Breathing problems in children are often a sign of an underlying health problem. Keep reading to learn more.
One of your main roles as a parent is to look out for your children at all times — especially when it comes to breathing problems.
Around the world, lots of children have difficulty with their breathing. For instance, over 4.2 million kids have asthma or a different respiratory condition that they have to deal with on a daily basis. Of course, these are the children who have been successfully diagnosed. In reality, there are countless other young children with breathing problems who have yet to be diagnosed with anything.

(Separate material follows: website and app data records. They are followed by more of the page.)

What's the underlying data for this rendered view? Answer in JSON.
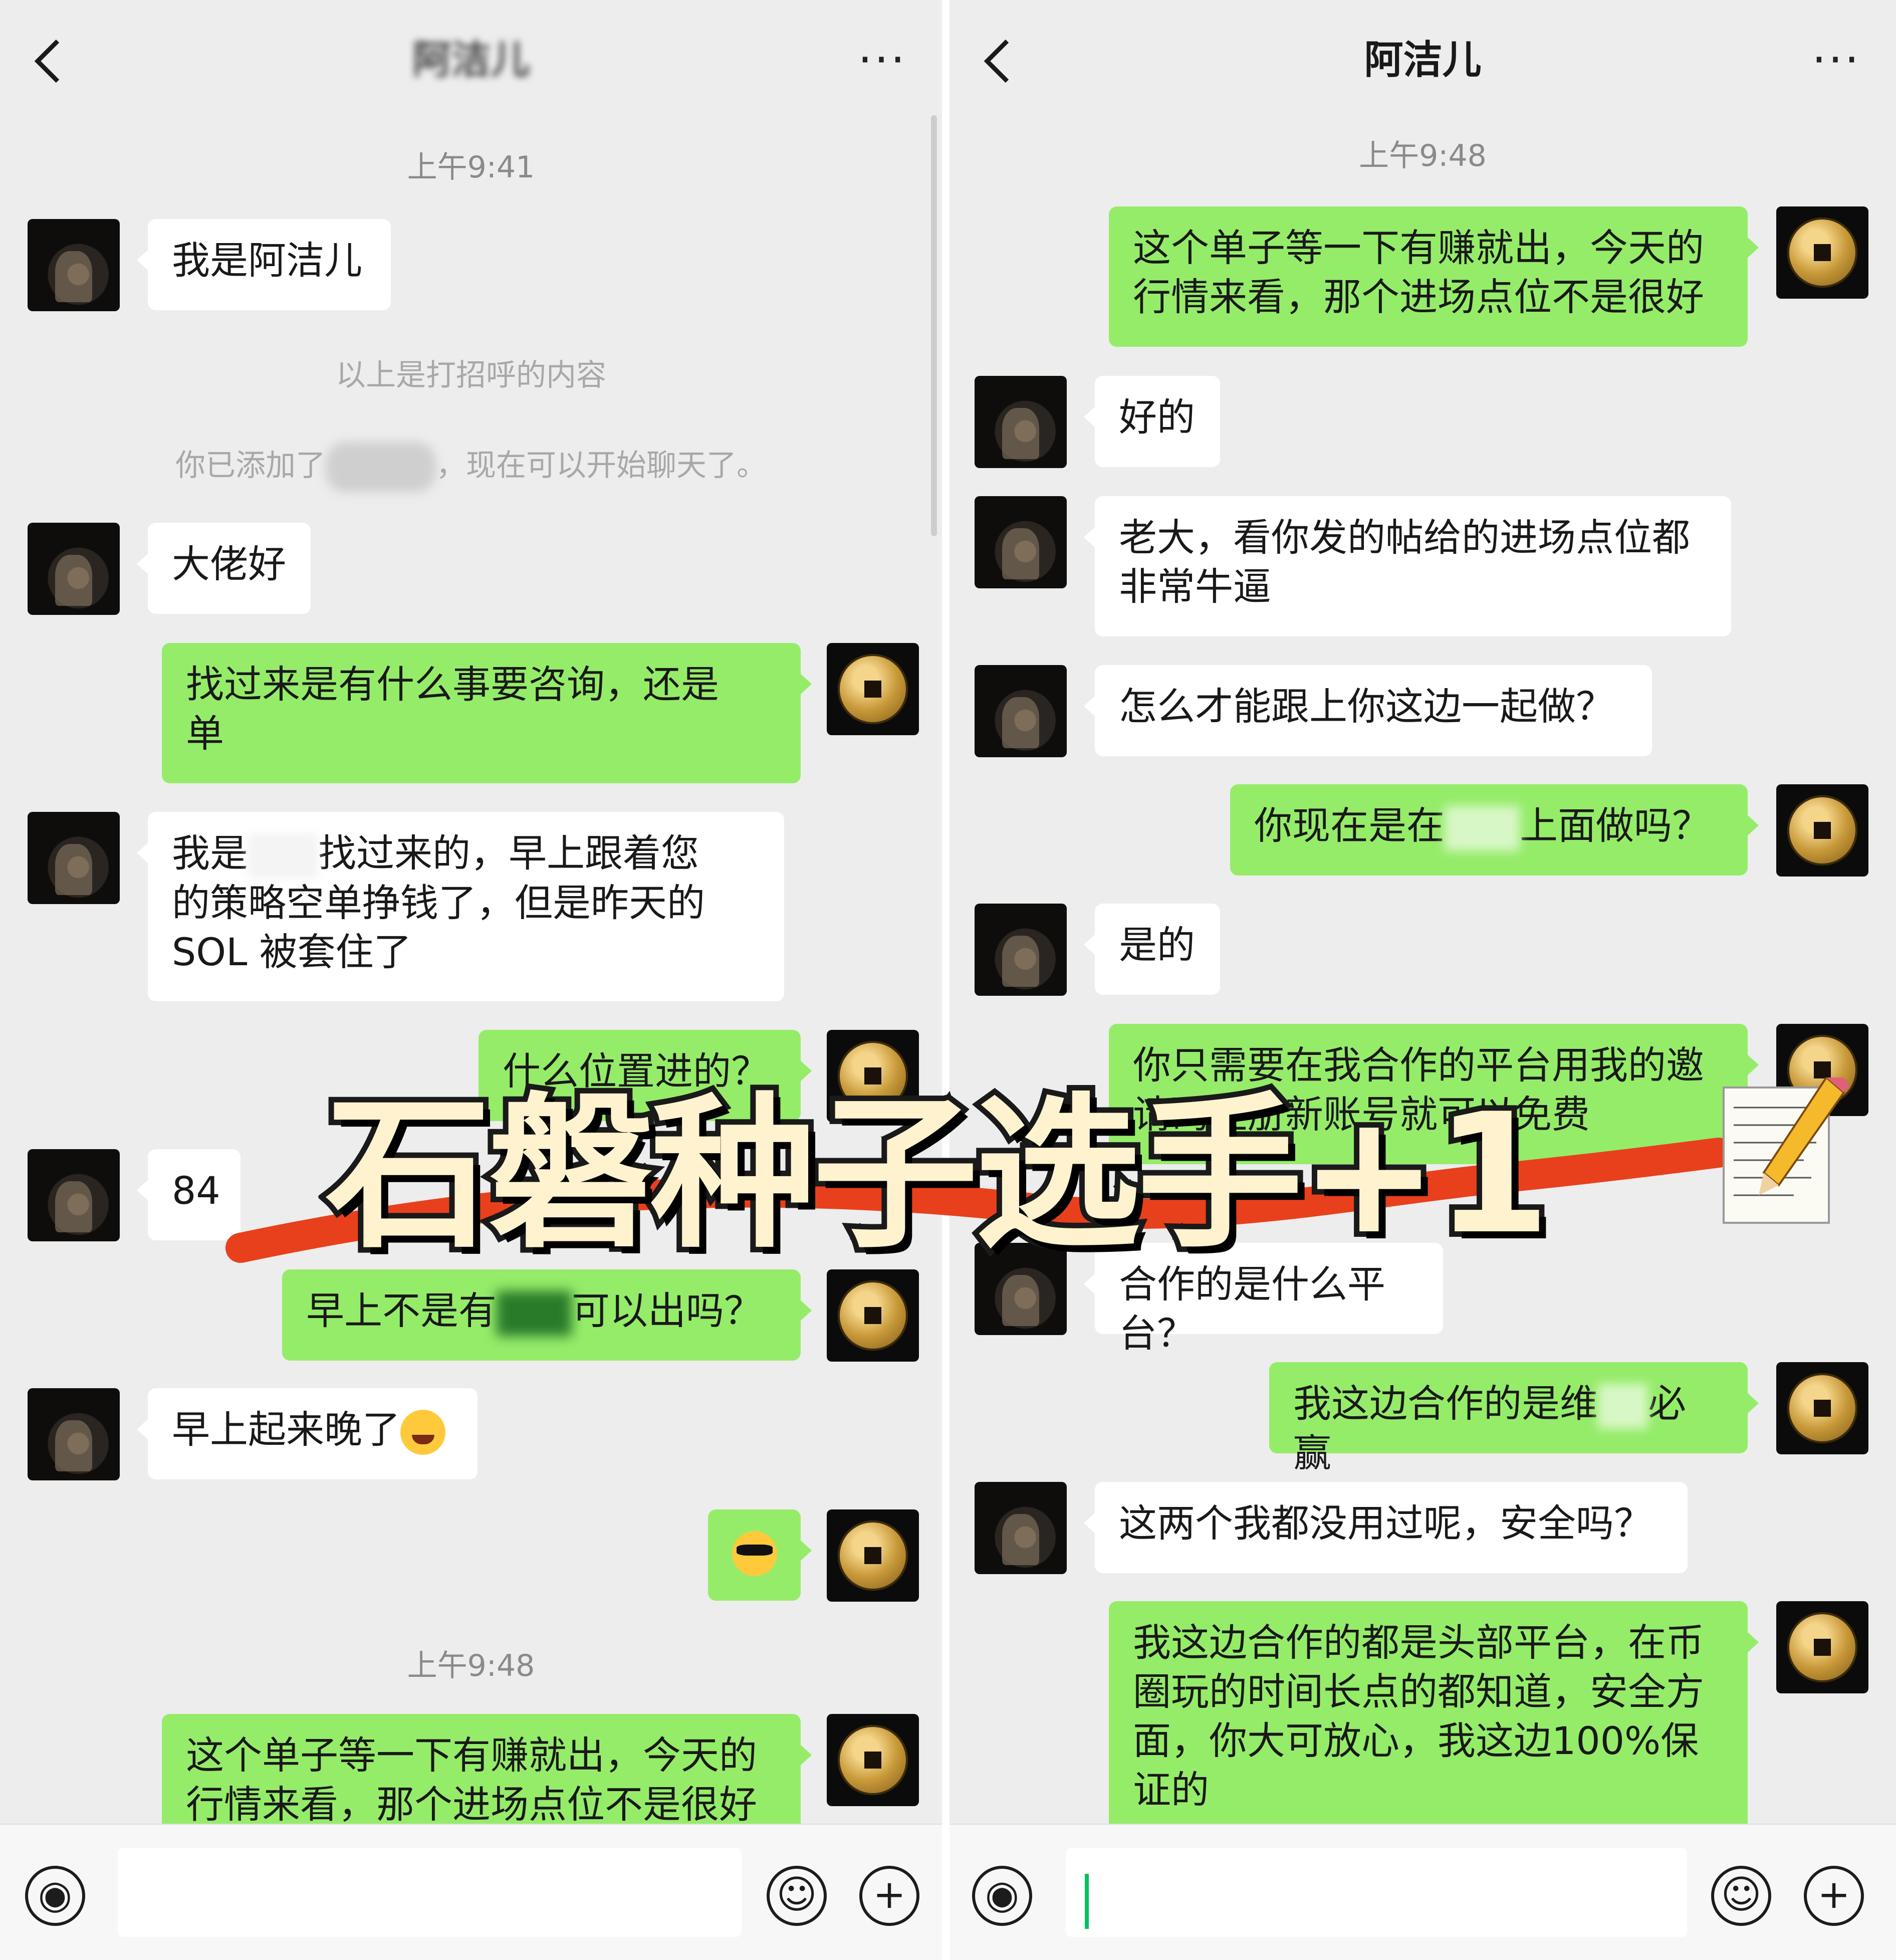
{
  "left": {
    "header": {
      "title": "阿洁儿",
      "more": "···"
    },
    "messages": {
      "time_1": "上午9:41",
      "m1": "我是阿洁儿",
      "sys_1": "以上是打招呼的内容",
      "sys_2a": "你已添加了",
      "sys_2b": "，现在可以开始聊天了。",
      "m2": "大佬好",
      "m3a": "找过来是有什么事要咨询，还是",
      "m3b": "单",
      "m4a": "我是",
      "m4b": "找过来的，早上跟着您",
      "m4c": "的策略空单挣钱了，但是昨天的",
      "m4d": "SOL 被套住了",
      "m5": "什么位置进的？",
      "m6": "84",
      "m7a": "早上不是有",
      "m7b": "可以出吗？",
      "m8": "早上起来晚了",
      "time_2": "上午9:48",
      "m10a": "这个单子等一下有赚就出，今天的",
      "m10b": "行情来看，那个进场点位不是很好"
    }
  },
  "right": {
    "header": {
      "title": "阿洁儿",
      "more": "···"
    },
    "messages": {
      "time_1": "上午9:48",
      "r1a": "这个单子等一下有赚就出，今天的",
      "r1b": "行情来看，那个进场点位不是很好",
      "r2": "好的",
      "r3a": "老大，看你发的帖给的进场点位都",
      "r3b": "非常牛逼",
      "r4": "怎么才能跟上你这边一起做？",
      "r5a": "你现在是在",
      "r5b": "上面做吗？",
      "r6": "是的",
      "r7a": "你只需要在我合作的平台用我的邀",
      "r7b": "请码注册新账号就可以免费",
      "r8": "合作的是什么平台？",
      "r9a": "我这边合作的是维",
      "r9b": "必赢",
      "r10": "这两个我都没用过呢，安全吗？",
      "r11a": "我这边合作的都是头部平台，在币",
      "r11b": "圈玩的时间长点的都知道，安全方",
      "r11c": "面，你大可放心，我这边100%保",
      "r11d": "证的"
    }
  },
  "overlay": {
    "caption": "石磐种子选手+1"
  },
  "colors": {
    "bubble_me": "#95ec69",
    "bubble_other": "#ffffff",
    "background": "#ededed",
    "accent_stroke": "#e8401c"
  },
  "icons": [
    "back-arrow-icon",
    "more-dots-icon",
    "voice-icon",
    "emoji-icon",
    "plus-icon",
    "coin-avatar-icon",
    "memo-pencil-icon"
  ]
}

So, whether you’re a parent whose child has shown signs of breathing difficulties or you simply want to grow your knowledge on an important subject, here’s a closer look at common breathing problems to look out for in children.
Table of Contents
Noisy or Labored Breathing
If your child is experiencing noisy or labored breathing, particularly when they eat, this is a problem you shouldn’t ignore.
Noisy or labored breathing is one of the many vascular ring symptoms. Although it’s entirely possible that your child doesn’t have vascular ring, it’s still important that you get them checked out through a physical examination. This way, you can discover whether they have vascular ring or another type of congenital heart defect.
Next, look out for fast breathing.
Although fast breathing can happen in one-off situations (for example, if your child has a bad cold), it’s something to be concerned about if fast breathing is a common occurrence. Often, fast breathing in children can be a sign of a lung infection, such as bronchiolitis or pneumonia, which is why you should take them to their healthcare practice or the nearest hospital when they are exhibiting symptoms.
Slow breathing or wheezing can be a symptom of asthma, pneumonia, or heart problems.
If your child is breathing slowly and having to work extremely hard just to breathe, you should call 911 or take them to the nearest emergency department. Although it’s entirely possible that their breathing difficulty will pass, you should always stay on the safe side. This is because slow breathing can quickly progress into something more serious.
When a child experiences sudden breathlessness, which usually sees them enter a panicked state, it’s normally a sign that their airway is blocked. This can be caused by food or even foreign objects (for example, coins), which is why you should seek medical attention fast.
It’s also worth pointing out that some children experience sudden breathlessness after exercising, such as when they play football with friends. When sudden breathlessness appears after exercise or strenuous physical activity, this could be a sign that your child has asthma. In this case, take them to your doctor for an examination and (potential) diagnosis.
From noise or labored breathing to sudden breathlessness, there are many different breathing problems that you need to look out for in children. If your child ever experiences any of the above-mentioned breathing problems, never ignore it. Instead, air on the side of caution and get medical help, as you might discover that your child has an underlying condition that has been affecting their breathing.